2018 Digital Marketing Predictions From: The Trade Desk's Brian Stempeck
Published: January 4, 2018
Author: Kelly Whelan
We’re launching into 2018 with a series that looks ahead to our next 12 months and features insights from our top partners. Today’s expert: The Trade Desk’s Chief Client Officer Brian Stempeck*.
* Please note that all answers are the personal opinions of the interviewee, not of their employer.
What is the most exciting thing that happened to your company in 2017?
I’m most proud of our deal with White Ops, where we filter out fraudulent ads before they hit our platform. Internally, when we talk about marketplace quality we sometimes use the analogy, “If you’re running a market, don’t put outdated milk on the shelves.” But when it comes to fraudulent inventory, our industry – to continue the metaphor – basically tells advertisers, “Oh, you bought bad milk? You can return it!” We don’t think that’s good enough. Consumers don’t want to buy bad milk, and advertisers don’t want fraudulent ads. We want to keep poor quality ad inventory off of our shelves in the first place.

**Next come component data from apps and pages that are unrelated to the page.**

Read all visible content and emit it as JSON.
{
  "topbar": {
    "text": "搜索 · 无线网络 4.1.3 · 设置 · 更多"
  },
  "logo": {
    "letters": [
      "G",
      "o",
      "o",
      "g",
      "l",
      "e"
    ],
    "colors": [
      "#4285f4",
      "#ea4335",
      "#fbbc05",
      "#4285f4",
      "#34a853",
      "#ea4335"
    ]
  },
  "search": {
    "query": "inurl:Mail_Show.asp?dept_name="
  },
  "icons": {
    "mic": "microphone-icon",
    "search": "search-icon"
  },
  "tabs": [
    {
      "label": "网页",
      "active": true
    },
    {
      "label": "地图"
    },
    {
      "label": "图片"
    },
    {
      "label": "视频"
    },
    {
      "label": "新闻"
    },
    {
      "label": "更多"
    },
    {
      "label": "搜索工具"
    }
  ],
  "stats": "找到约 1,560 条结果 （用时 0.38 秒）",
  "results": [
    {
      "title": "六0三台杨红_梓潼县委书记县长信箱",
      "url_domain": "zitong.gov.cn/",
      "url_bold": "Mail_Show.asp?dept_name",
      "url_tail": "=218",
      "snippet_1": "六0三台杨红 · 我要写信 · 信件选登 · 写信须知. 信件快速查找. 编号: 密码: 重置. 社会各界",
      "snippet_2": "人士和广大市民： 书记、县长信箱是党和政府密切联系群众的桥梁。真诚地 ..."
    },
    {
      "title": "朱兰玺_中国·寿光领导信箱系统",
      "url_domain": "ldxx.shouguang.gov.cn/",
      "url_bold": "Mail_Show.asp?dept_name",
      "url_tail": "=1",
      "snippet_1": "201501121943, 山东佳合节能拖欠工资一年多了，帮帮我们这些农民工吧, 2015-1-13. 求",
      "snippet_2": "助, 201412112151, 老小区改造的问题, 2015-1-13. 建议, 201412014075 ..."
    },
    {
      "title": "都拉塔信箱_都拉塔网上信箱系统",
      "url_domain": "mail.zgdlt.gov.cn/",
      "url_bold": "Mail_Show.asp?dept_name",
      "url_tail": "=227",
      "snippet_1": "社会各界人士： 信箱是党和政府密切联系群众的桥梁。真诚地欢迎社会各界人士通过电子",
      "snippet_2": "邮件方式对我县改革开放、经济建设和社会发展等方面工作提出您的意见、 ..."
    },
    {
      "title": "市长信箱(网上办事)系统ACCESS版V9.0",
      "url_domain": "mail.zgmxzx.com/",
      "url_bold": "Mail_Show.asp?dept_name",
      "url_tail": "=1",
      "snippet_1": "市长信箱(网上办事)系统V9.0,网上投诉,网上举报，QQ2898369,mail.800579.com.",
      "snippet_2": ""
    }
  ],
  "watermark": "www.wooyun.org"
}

What do brands need to have mastered in 2017 to be ready to compete in 2018?
- I think brands are still thinking about fixed CPMs too much when they buy media. The beauty of programmatic is paying a different price based on what you know about the audience, or the ad inventory. If I can show a consumer an ad on a Connected TV, and I have really good audience data, I should be willing to pay a higher CPM, since as the advertiser, I have a more efficient campaign. Higher CPMs also mean the content owner or network can show fewer ads and make the same amount of money, or more. And the ad is more relevant for the consumer. If we stay in the world of, “Well, I want audience targeting, but a lower CPM than I had before,” it won’t work.
- Advertisers need to get more comfortable with big data. We now look at 9 million ads per second globally. We have log-level data on every impression bought. This is hugely valuable information on your customers that we can share with them: “Here are the 72 ads someone saw on three different devices before they bought your product.” That’s hugely insightful. But some of our clients don’t yet have the infrastructure to ingest that scale of data.
What do you see as the major trends in your industry for 2018?
Mobile has been and will continue to be huge for The Trade Desk, and the entire industry. Mobile (In-App, Video, and Web) increased to 40% of total spend on our platform for Q3 2017. Spotify, in-app, and location targeting are all areas of growth. And we are seeing rapid growth in Southeast Asia and other markets where mobile comes first, and everything else is a rounding error.
What should brands focus on this coming year to stay ahead of competition?
Offline attribution. The vast majority of digital campaigns are still based on goals like CTR, CPA, GRP. Why? The metrics used to determine a campaign’s success need to evolve with the measurement capabilities technology now offers. If you can tie your campaign for laundry detergent to actual sales of laundry detergent in-store, that’s the holy grail for a marketer. The technology is there, but marketer habits are still evolving.
If you could invest $50 million in the most promising upcoming technology in your industry (outside of your own company), what would you invest in?
Cross-device measurement and targeting. Consumer behavior is so fragmented across devices. It is REALLY hard to be a marketer today. We are actively investing in this area, with our recent acquisition of cross-device ID company, Adbrain, and our continued investment to license deterministic cross-device data sets. We want to help brands tell stories across devices, and then have the information to understand what channels worked best.
If you could invest $50 million in the most promising upcoming technology in marketing (outside of your own company), what would you invest in?
I’d invest in one of the new content services popping up, like Cheddar. They are reinventing the news for today’s viewers. The barriers to entry for content creation are so low now – I think there will be more companies like this that master Connected TV in the same way that CNN led the creation of the cable news category.
What big change in your product or service will be a game changer in 2018?
In early 2018 we will launch a cross-channel planning tool. Programmatic is getting bigger and becoming less of a single line on the media plan. Also, people are buying on so many different channels on our platform now and they’re thinking more about cross-channel measurement and reach and frequency. Our cross-channel planning tool will help media planners decide where to spend. Because we look at 9 million ads per second across the internet, we can do very advanced analysis of what an advertiser’s current customer base is doing. That way, they can plan out the media buy with deep insights, before they actually spend a penny on media.
What is one ‘reach-for-the-stars’ innovation that you’d like to see in the next 5 years?
I’d like to see the gap between creative content and programmatic capabilities narrow a bit. Creative teams need to be more data-driven and experiment with audiences to discover new ways to engage with consumers. Marketers should dream up fresh, creative campaigns to take advantage of the reach, targeting, and control that programmatic offers. Too often today, the precision of the media execution far outweighs that of the creative.
As Chief Client Officer for The Trade Desk, Brian oversees all of the company’s relationships with brands, agencies and advertisers. Stempeck leads The Trade Desk’s New York City office and specializes in educating agencies about the evolving world of real-time bidding, and helping them develop and manage online marketing strategies for clients.